Work item:
Write out the whole listing, matching it exactly.

Input:
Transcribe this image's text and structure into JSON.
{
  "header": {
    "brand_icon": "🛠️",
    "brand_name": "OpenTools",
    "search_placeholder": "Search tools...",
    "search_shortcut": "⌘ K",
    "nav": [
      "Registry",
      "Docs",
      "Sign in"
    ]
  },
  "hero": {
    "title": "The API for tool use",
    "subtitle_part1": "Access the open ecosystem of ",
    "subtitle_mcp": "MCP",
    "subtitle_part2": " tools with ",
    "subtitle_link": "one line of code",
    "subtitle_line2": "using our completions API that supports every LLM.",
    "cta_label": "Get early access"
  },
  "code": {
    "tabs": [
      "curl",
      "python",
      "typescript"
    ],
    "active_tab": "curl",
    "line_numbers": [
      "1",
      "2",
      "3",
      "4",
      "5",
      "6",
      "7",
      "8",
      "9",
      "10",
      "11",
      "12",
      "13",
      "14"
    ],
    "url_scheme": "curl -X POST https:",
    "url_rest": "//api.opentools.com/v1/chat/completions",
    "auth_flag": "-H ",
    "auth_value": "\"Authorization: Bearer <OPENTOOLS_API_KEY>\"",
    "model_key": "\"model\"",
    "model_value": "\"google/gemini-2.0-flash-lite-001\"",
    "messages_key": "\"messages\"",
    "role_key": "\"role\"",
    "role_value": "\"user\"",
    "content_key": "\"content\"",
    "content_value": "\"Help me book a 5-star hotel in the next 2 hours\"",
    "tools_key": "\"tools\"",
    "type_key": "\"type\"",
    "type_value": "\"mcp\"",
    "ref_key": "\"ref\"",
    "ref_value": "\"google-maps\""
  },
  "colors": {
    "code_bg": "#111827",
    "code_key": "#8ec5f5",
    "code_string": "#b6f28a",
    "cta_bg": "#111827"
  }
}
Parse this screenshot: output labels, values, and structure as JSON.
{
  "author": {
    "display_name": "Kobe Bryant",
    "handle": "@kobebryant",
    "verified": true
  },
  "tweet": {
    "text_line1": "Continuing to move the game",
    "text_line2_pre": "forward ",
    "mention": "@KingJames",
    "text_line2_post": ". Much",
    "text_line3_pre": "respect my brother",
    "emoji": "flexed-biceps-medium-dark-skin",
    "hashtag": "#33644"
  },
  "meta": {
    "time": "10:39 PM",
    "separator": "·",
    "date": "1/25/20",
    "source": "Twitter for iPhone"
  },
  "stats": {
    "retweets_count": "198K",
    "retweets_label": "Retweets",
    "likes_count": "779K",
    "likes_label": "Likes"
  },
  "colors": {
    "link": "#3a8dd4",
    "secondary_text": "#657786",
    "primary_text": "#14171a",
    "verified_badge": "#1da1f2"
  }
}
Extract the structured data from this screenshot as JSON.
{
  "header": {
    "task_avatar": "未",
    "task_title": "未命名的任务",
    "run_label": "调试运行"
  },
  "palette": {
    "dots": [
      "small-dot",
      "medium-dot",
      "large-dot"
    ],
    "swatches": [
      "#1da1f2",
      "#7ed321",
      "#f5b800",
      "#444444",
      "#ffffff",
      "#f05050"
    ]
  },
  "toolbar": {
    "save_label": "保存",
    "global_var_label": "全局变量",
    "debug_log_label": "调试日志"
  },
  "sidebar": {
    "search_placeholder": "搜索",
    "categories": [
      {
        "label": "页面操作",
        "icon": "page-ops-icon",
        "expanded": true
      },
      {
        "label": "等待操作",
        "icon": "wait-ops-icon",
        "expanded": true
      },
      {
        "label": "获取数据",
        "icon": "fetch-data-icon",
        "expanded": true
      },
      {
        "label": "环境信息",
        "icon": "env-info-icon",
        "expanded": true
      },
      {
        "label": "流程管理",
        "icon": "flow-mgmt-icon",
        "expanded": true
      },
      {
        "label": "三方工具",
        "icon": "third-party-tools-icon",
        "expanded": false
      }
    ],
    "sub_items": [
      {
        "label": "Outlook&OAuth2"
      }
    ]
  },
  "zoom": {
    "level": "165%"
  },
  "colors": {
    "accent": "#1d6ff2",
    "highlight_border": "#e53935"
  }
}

Exercise solution:
Transcribe this image's text and structure into JSON.
{
  "header": {
    "brand_icon": "🛠️",
    "brand_name": "OpenTools",
    "search_placeholder": "Search tools...",
    "search_shortcut": "⌘ K",
    "nav": [
      "Registry",
      "Docs",
      "Sign in"
    ]
  },
  "hero": {
    "title": "The API for tool use",
    "subtitle_part1": "Access the open ecosystem of ",
    "subtitle_mcp": "MCP",
    "subtitle_part2": " tools with ",
    "subtitle_link": "one line of code",
    "subtitle_line2": "using our completions API that supports every LLM.",
    "cta_label": "Get early access"
  },
  "code": {
    "tabs": [
      "curl",
      "python",
      "typescript"
    ],
    "active_tab": "curl",
    "line_numbers": [
      "1",
      "2",
      "3",
      "4",
      "5",
      "6",
      "7",
      "8",
      "9",
      "10",
      "11",
      "12",
      "13",
      "14"
    ],
    "url_scheme": "curl -X POST https:",
    "url_rest": "//api.opentools.com/v1/chat/completions",
    "auth_flag": "-H ",
    "auth_value": "\"Authorization: Bearer <OPENTOOLS_API_KEY>\"",
    "model_key": "\"model\"",
    "model_value": "\"google/gemini-2.0-flash-lite-001\"",
    "messages_key": "\"messages\"",
    "role_key": "\"role\"",
    "role_value": "\"user\"",
    "content_key": "\"content\"",
    "content_value": "\"Help me book a 5-star hotel in the next 2 hours\"",
    "tools_key": "\"tools\"",
    "type_key": "\"type\"",
    "type_value": "\"mcp\"",
    "ref_key": "\"ref\"",
    "ref_value": "\"google-maps\""
  },
  "colors": {
    "code_bg": "#111827",
    "code_key": "#8ec5f5",
    "code_string": "#b6f28a",
    "cta_bg": "#111827"
  }
}
Parse this screenshot: output labels, values, and structure as JSON.
{
  "author": {
    "display_name": "Kobe Bryant",
    "handle": "@kobebryant",
    "verified": true
  },
  "tweet": {
    "text_line1": "Continuing to move the game",
    "text_line2_pre": "forward ",
    "mention": "@KingJames",
    "text_line2_post": ". Much",
    "text_line3_pre": "respect my brother",
    "emoji": "flexed-biceps-medium-dark-skin",
    "hashtag": "#33644"
  },
  "meta": {
    "time": "10:39 PM",
    "separator": "·",
    "date": "1/25/20",
    "source": "Twitter for iPhone"
  },
  "stats": {
    "retweets_count": "198K",
    "retweets_label": "Retweets",
    "likes_count": "779K",
    "likes_label": "Likes"
  },
  "colors": {
    "link": "#3a8dd4",
    "secondary_text": "#657786",
    "primary_text": "#14171a",
    "verified_badge": "#1da1f2"
  }
}
Extract the structured data from this screenshot as JSON.
{
  "header": {
    "task_avatar": "未",
    "task_title": "未命名的任务",
    "run_label": "调试运行"
  },
  "palette": {
    "dots": [
      "small-dot",
      "medium-dot",
      "large-dot"
    ],
    "swatches": [
      "#1da1f2",
      "#7ed321",
      "#f5b800",
      "#444444",
      "#ffffff",
      "#f05050"
    ]
  },
  "toolbar": {
    "save_label": "保存",
    "global_var_label": "全局变量",
    "debug_log_label": "调试日志"
  },
  "sidebar": {
    "search_placeholder": "搜索",
    "categories": [
      {
        "label": "页面操作",
        "icon": "page-ops-icon",
        "expanded": true
      },
      {
        "label": "等待操作",
        "icon": "wait-ops-icon",
        "expanded": true
      },
      {
        "label": "获取数据",
        "icon": "fetch-data-icon",
        "expanded": true
      },
      {
        "label": "环境信息",
        "icon": "env-info-icon",
        "expanded": true
      },
      {
        "label": "流程管理",
        "icon": "flow-mgmt-icon",
        "expanded": true
      },
      {
        "label": "三方工具",
        "icon": "third-party-tools-icon",
        "expanded": false
      }
    ],
    "sub_items": [
      {
        "label": "Outlook&OAuth2"
      }
    ]
  },
  "zoom": {
    "level": "165%"
  },
  "colors": {
    "accent": "#1d6ff2",
    "highlight_border": "#e53935"
  }
}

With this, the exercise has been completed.